Work through the records below and copy every line that includes "icon".
##### Available records
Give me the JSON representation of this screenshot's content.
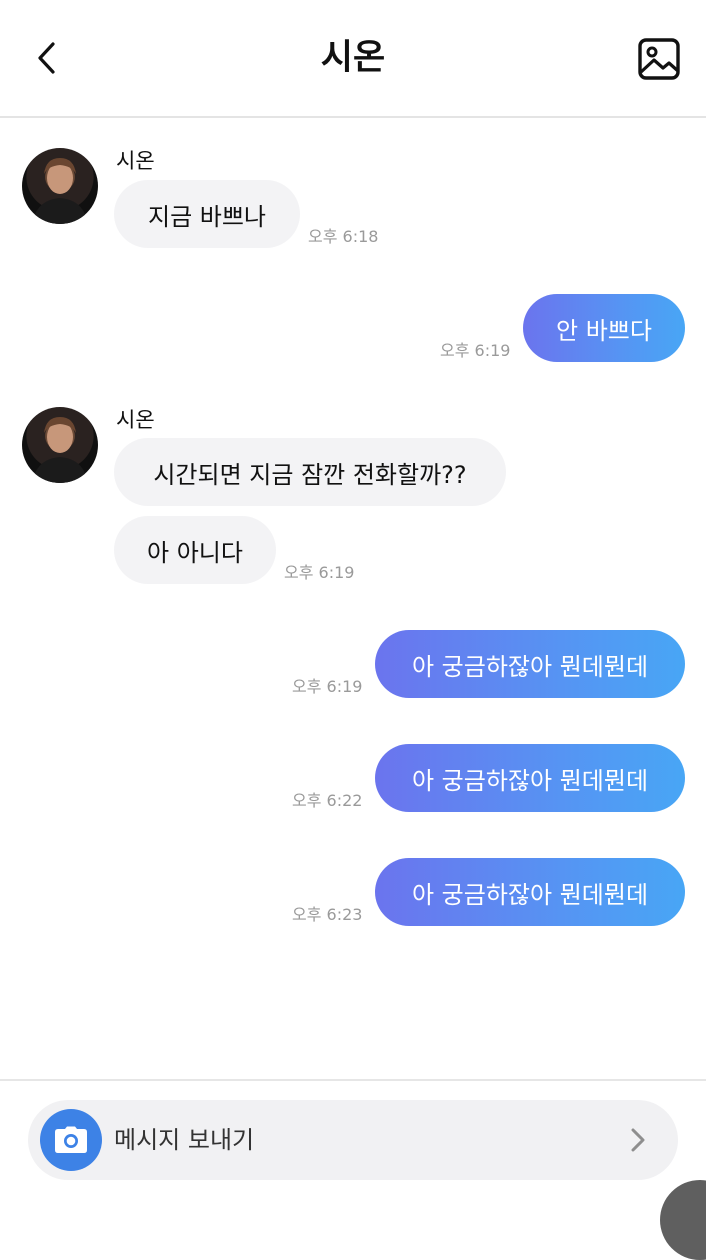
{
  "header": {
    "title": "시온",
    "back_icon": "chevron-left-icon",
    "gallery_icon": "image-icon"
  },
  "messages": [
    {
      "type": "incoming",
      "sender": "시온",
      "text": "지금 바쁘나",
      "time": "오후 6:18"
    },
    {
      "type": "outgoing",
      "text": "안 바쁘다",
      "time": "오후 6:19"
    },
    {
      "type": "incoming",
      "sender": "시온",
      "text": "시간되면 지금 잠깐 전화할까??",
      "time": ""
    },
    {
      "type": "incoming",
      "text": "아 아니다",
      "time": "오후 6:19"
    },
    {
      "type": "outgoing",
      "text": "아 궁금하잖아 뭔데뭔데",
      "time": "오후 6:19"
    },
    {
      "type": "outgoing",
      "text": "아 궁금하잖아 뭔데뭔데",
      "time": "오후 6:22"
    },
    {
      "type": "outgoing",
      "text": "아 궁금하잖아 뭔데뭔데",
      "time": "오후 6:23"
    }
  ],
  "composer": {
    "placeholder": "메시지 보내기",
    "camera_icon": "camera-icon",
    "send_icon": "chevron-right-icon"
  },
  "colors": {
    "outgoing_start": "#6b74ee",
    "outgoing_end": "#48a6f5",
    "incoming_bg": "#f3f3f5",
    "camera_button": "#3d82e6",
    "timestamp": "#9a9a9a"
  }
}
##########
Solution for this problem:
    "back_icon": "chevron-left-icon",
    "gallery_icon": "image-icon"
    "camera_icon": "camera-icon",
    "send_icon": "chevron-right-icon"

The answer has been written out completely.